There’s no actual rule saying that heavy bands have to dilute their heaviness when they indulge in melody — or, for that matter, when they put cutesie My Little Pony-looking dinosaurs on their album covers. For whatever reason, the nerve to attempt either still is rare, as Miami four-piece Torche demonstrates with its third full-length, Harmonicraft.
Coalesce: “The Comedian in Question”[audio:http://alarm-magazine.com/wp-content/uploads/2011/06/Coalesce-The-Comedian-In-Question.mp3|titles=Coalesce: “The Comedian In Question”]
Kansas City, Missouri-based hardcore band Coalesce has spent the last decade in flux, with shifting lineups, hiatuses, and sporadic shows prior to a full-blown reunion that spawned a new seven-inch, a full-length, and an EP.
But just because its output and appearances have been limited, the band isn’t out of touch. The scene has simply changed, and lead vocalist Sean Ingram wanted to rediscover the magic of its early days. Now, he finds himself on the ground floor of yet another nascent, independent movement: hardcourt bike polo.

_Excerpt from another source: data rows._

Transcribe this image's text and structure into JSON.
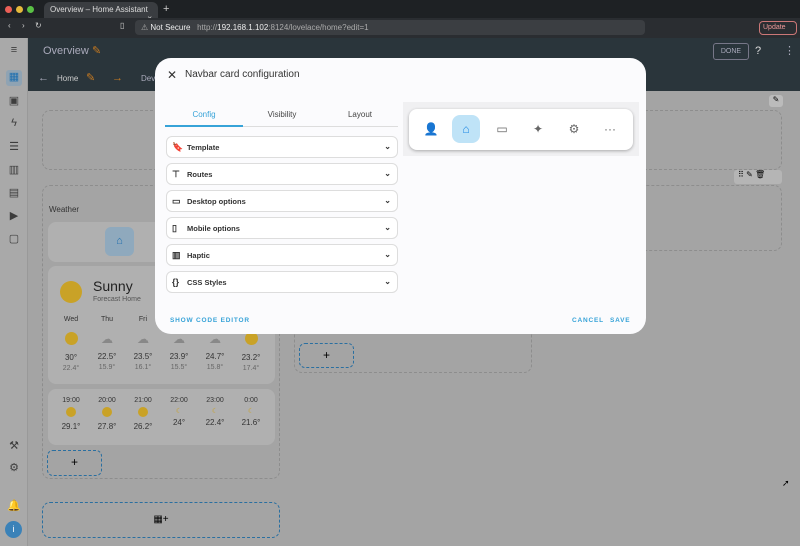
{
  "browser": {
    "tab_title": "Overview – Home Assistant",
    "security": "Not Secure",
    "url_host": "192.168.1.102",
    "url_rest": ":8124/lovelace/home?edit=1",
    "url_prefix": "http://",
    "update_label": "Update"
  },
  "header": {
    "title": "Overview",
    "done_label": "DONE",
    "views": [
      "Home",
      "Devi"
    ]
  },
  "weather": {
    "section_title": "Weather",
    "condition": "Sunny",
    "subtitle": "Forecast Home",
    "daily": [
      {
        "day": "Wed",
        "high": "30°",
        "low": "22.4°"
      },
      {
        "day": "Thu",
        "high": "22.5°",
        "low": "15.9°"
      },
      {
        "day": "Fri",
        "high": "23.5°",
        "low": "16.1°"
      },
      {
        "day": "",
        "high": "23.9°",
        "low": "15.5°"
      },
      {
        "day": "",
        "high": "24.7°",
        "low": "15.8°"
      },
      {
        "day": "",
        "high": "23.2°",
        "low": "17.4°"
      }
    ],
    "hourly": [
      {
        "time": "19:00",
        "temp": "29.1°"
      },
      {
        "time": "20:00",
        "temp": "27.8°"
      },
      {
        "time": "21:00",
        "temp": "26.2°"
      },
      {
        "time": "22:00",
        "temp": "24°"
      },
      {
        "time": "23:00",
        "temp": "22.4°"
      },
      {
        "time": "0:00",
        "temp": "21.6°"
      }
    ]
  },
  "add_label": "+",
  "dialog": {
    "title": "Navbar card configuration",
    "tabs": [
      "Config",
      "Visibility",
      "Layout"
    ],
    "panels": [
      "Template",
      "Routes",
      "Desktop options",
      "Mobile options",
      "Haptic",
      "CSS Styles"
    ],
    "show_code": "SHOW CODE EDITOR",
    "cancel": "CANCEL",
    "save": "SAVE"
  },
  "colors": {
    "accent": "#37a3d8",
    "header": "#2a353b"
  }
}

Punk Living Through Non-Musical Means, or This Bike is a Weapon
by Sean Ingram of Coalesce
There was a point a few years ago that I was completely depressed by the world I had created around myself with electronics and new media. A fellow I knew had offed himself, and it was great sport to come up with the best pun skewering his illness in the comments. A band from Japan wrecked on the highway here in the States, seriously fucking some of them up, and the response was, “Van frip, Paypar prease,” in a mocking and fairly racist manner. For whatever reason, this kind of assholery was getting to me, and I made a pact with myself that I would turn everything off, and do my best to disassociate myself from cynicism. A major task, I know. But there is only so much one can take of faceless assholes telling them what is and isn’t cool. So it was done. I was out.

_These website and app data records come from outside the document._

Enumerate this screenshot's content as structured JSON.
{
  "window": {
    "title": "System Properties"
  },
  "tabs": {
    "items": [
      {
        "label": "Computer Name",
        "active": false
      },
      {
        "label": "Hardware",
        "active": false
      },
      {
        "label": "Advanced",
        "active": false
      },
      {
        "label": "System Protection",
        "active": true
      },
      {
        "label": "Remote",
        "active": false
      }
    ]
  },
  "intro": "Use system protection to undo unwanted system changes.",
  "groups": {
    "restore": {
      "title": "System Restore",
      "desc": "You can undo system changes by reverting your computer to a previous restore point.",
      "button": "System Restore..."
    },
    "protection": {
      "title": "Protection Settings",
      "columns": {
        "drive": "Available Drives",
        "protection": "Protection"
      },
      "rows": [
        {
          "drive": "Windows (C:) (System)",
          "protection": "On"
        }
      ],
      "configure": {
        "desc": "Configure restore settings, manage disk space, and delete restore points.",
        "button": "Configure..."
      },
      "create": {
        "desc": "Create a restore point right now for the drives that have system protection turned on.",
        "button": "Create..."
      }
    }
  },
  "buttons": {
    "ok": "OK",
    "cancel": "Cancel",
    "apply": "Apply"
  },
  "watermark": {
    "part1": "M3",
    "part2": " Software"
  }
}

Without all of this extra noise, it was easier to focus on tasks at hand. Planting an orchard, building some old-school hemp rope-swings, not knowing what someone’s done for the last week before catching up with them in person for a beer. Little things were more enjoyable. As my attitude started to ease up, and I started to take more time to enjoy the little things, I noticed some guys on some bikes with big hammers, knocking the shit out of a little ball. I spent the day by the sideline checking these guys out. It was like hockey, but on these Mad Max-looking bikes. But these guys clearly weren’t jocks. These were guys that probably heard “Skate or die, fag!” yelled at them a million times in high school, just like me. So I gave it a shot.